Depending on whom you talk to, America has either just taken the first bite of the poison apple of dictatorship, or is embarking on a national improvement program so good that it could only be hatched by a group of very wealthy businessmen.
Whatever your position, there should be one cabinet nomination that has you reaching for a handful of ibuprofen: Rex Tillerson as secretary of state. Of all possible choices, it is astonishing that the president-elect managed to find a person who might well be not just a poor choice, but a dangerous one. You might already have encountered some of his background tidbits, but in case you haven’t, what say we take a moment and scare the bejabbers out of ourselves?
First, he is CEO of Exxon-Mobil, the company where he has spent his entire working life. He has no experience in statecraft or government service of any kind. None. Zip. That’s great. Since he’s a blank slate, it will make him so much more uninhibited and freewheeling in dealing with delicate hot spots around the world. Just what we need: that seat-of-the-pants, amateur touch.
Second, as the head of one of the three largest oil companies in the world, he is quite friendly with Vladimir Putin, and even received the Russian Friendship Medal in 2013, based presumably on his willingness to smile and make nice with one of the world most brutal dictators.

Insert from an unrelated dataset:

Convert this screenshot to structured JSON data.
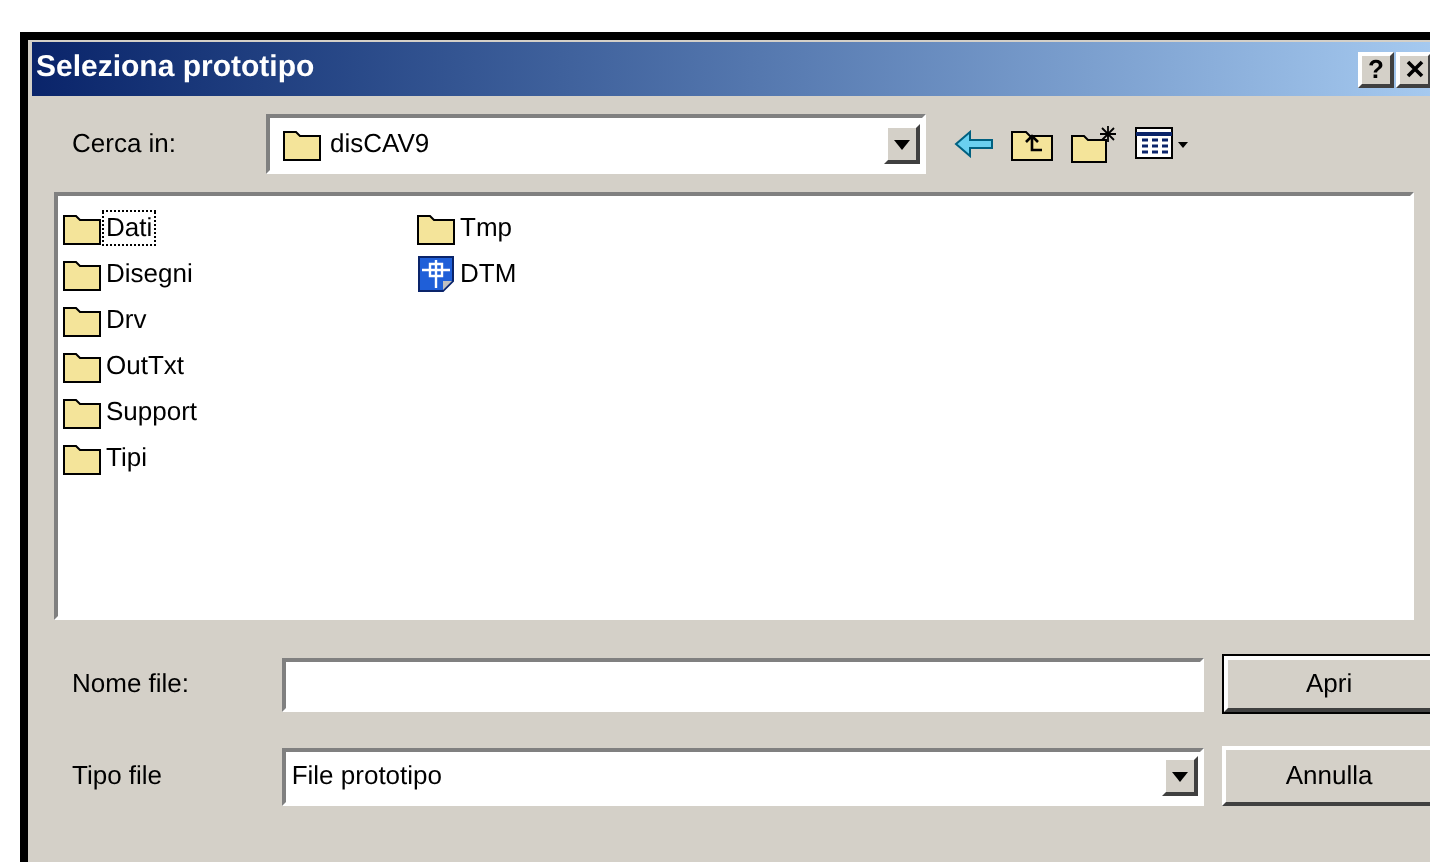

That’s a plus.
Our third point complicates things considerably. In 2011, Tillerson signed a huge deal—a joint venture with a Russian state-owned oil company—to open 10 drilling sites in the Russian arctic in exchange for Russian participation in Exxon profits elsewhere in the world. The difficulty arose in 2014, when Putin ordered the invasion of Crimea, and European/American sanctions imposed on Russia put the oil project on hold. Tillerson was, of course, incensed. How dare anyone allow some petty political squabble to interfere with his right to make cartloads of money? He remained outspoken in opposition to the sanctions.

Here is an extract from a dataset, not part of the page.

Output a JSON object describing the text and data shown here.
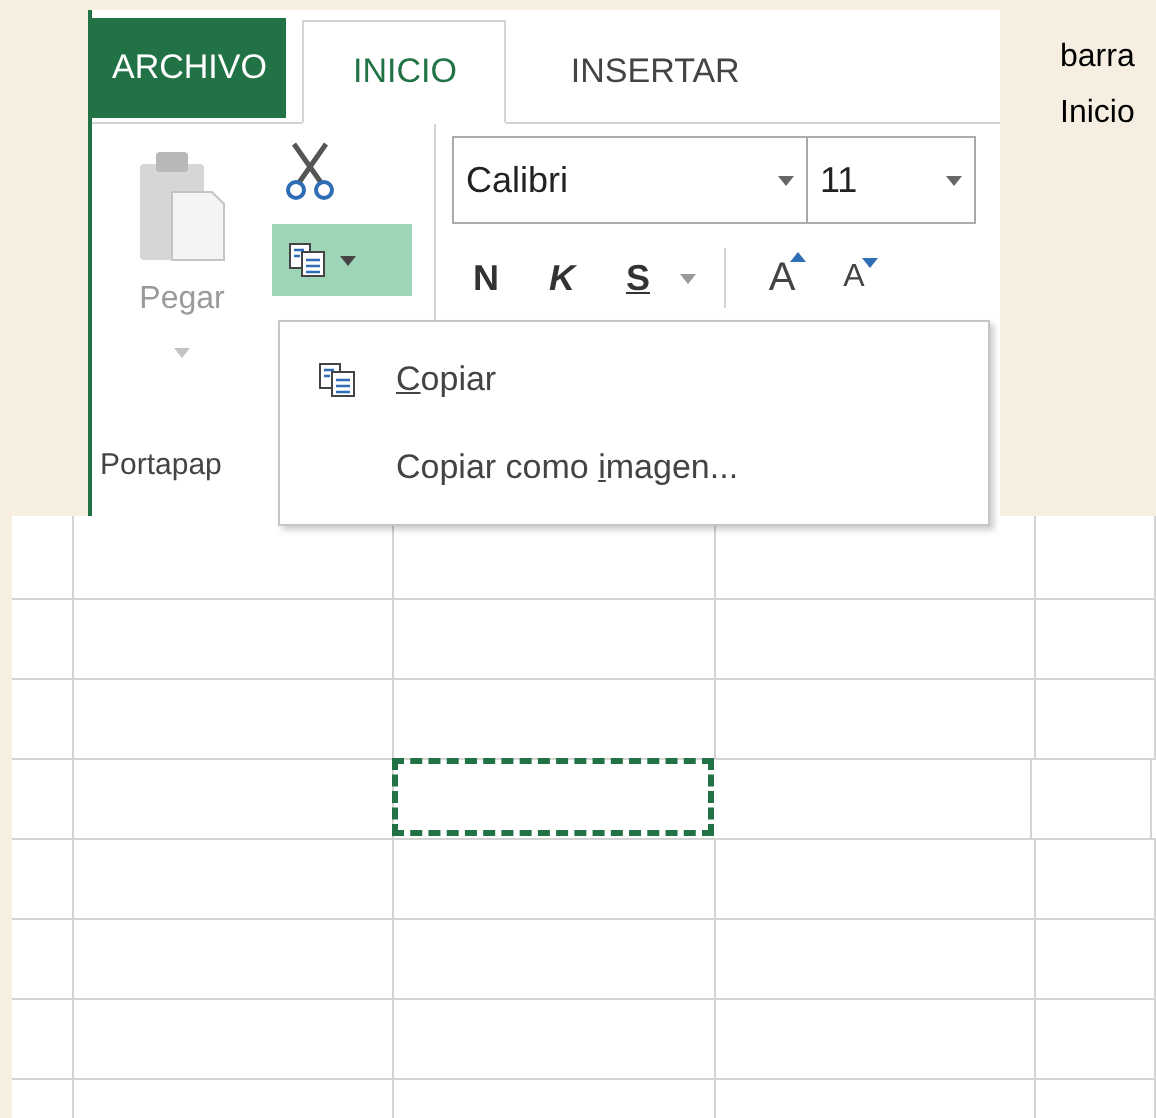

So will Tillerson—Mr. International Oil Conglomerate—be able and willing to maintain the sanctions? Or will he be just a teensy bit tempted to green light all that juicy oil drilling? Maybe have a flute of champagne with Vladimir and let bygones be bygones? A manly bear hug, perhaps. As secretary of state, he will naturally be able to divorce himself completely from his 40-odd years at Exxon. Easy as driving at 60 miles an hour and throwing it into reverse gear.
Then there’s point number four. Tillerson owns about 1.8 million shares of Exxon stock which are not yet fully vested, so he cannot sell them as part of a blind trust that would distance him from Exxon. Even if he were motivated to divest himself, he has no way to effectively do so. He will have an Exxon tattoo on his forehead, wherever he goes.
The deeply unsettling backdrop for all this is the weird bromance between Putin and the president-elect, not to mention the Russian-sponsored hacking of Democratic and Republican National Committee systems, confirmed by all 17 U.S. security agencies.
So: do we really want to make overtures of cooperation to someone like Putin, the Darth Vader of planet earth? It would be foolish for lots of reasons, but one good one is certainly that our NATO allies will rightfully freak out. Already Latvia, Estonia, and Lithuania are being muscled by Russia in various ways, so how will they react as their major defense treaty partner makes nice with the neighborhood bully?
All arguments touting “engagement” and “re-setting the relationship” look completely mad at this point. A relationship re-set requires that both sides be willing to reach out, making meaningful conciliatory moves; so let’s review Russia’s recent cooperative efforts. In no particular order they are: bullying the Baltic states, invasion of Crimea, invasion of Eastern Ukraine, joining with Assad and Iran to devastate Syria, and hacking U.S. computer systems to destabilize our democracy.
It might have escaped the president-elect’s no doubt keen sense of history, but Russia has little in common with us. It has never had a true representative government. It has no democratic traditions whatsoever, and Putin’s only goal for years has been to regain much of the former territory and “glory” of the old Soviet Union. Poking a stick in the eye of the United States is a clear part of that plan. Why pretend anything else? He is, recall, a genuine dictator, a thug who has ordered the murder of dozens of opponents and outspoken journalists in recent years. So is this the moment to send a smiling amateur diplomat from Texas to deal with a monster? A monster who knows what kind of champagne he likes?